* Problem description
Nothing in the records may change when you print them out again.

* Records provided
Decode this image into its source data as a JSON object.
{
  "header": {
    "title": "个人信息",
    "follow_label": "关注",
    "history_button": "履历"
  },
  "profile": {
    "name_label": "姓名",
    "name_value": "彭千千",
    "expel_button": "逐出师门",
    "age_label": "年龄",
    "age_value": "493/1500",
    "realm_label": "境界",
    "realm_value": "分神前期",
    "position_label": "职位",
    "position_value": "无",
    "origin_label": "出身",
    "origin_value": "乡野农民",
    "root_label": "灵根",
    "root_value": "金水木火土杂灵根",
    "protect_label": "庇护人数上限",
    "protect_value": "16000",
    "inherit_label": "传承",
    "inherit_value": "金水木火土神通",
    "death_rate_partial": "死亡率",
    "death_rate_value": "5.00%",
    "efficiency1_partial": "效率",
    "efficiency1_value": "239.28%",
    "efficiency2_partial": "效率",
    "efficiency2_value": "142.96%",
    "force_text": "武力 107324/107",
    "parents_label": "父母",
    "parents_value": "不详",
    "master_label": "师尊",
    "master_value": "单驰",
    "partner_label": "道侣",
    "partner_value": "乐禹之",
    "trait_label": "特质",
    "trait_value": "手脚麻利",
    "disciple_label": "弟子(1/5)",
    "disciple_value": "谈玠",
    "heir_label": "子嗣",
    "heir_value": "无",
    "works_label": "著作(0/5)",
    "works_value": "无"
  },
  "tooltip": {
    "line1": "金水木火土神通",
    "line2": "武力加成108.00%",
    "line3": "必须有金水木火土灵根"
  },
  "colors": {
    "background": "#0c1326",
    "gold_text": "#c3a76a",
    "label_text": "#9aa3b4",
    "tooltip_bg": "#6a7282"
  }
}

* Answer space
Decode this image into its source data as a JSON object.
{
  "header": {
    "title": "个人信息",
    "follow_label": "关注",
    "history_button": "履历"
  },
  "profile": {
    "name_label": "姓名",
    "name_value": "彭千千",
    "expel_button": "逐出师门",
    "age_label": "年龄",
    "age_value": "493/1500",
    "realm_label": "境界",
    "realm_value": "分神前期",
    "position_label": "职位",
    "position_value": "无",
    "origin_label": "出身",
    "origin_value": "乡野农民",
    "root_label": "灵根",
    "root_value": "金水木火土杂灵根",
    "protect_label": "庇护人数上限",
    "protect_value": "16000",
    "inherit_label": "传承",
    "inherit_value": "金水木火土神通",
    "death_rate_partial": "死亡率",
    "death_rate_value": "5.00%",
    "efficiency1_partial": "效率",
    "efficiency1_value": "239.28%",
    "efficiency2_partial": "效率",
    "efficiency2_value": "142.96%",
    "force_text": "武力 107324/107",
    "parents_label": "父母",
    "parents_value": "不详",
    "master_label": "师尊",
    "master_value": "单驰",
    "partner_label": "道侣",
    "partner_value": "乐禹之",
    "trait_label": "特质",
    "trait_value": "手脚麻利",
    "disciple_label": "弟子(1/5)",
    "disciple_value": "谈玠",
    "heir_label": "子嗣",
    "heir_value": "无",
    "works_label": "著作(0/5)",
    "works_value": "无"
  },
  "tooltip": {
    "line1": "金水木火土神通",
    "line2": "武力加成108.00%",
    "line3": "必须有金水木火土灵根"
  },
  "colors": {
    "background": "#0c1326",
    "gold_text": "#c3a76a",
    "label_text": "#9aa3b4",
    "tooltip_bg": "#6a7282"
  }
}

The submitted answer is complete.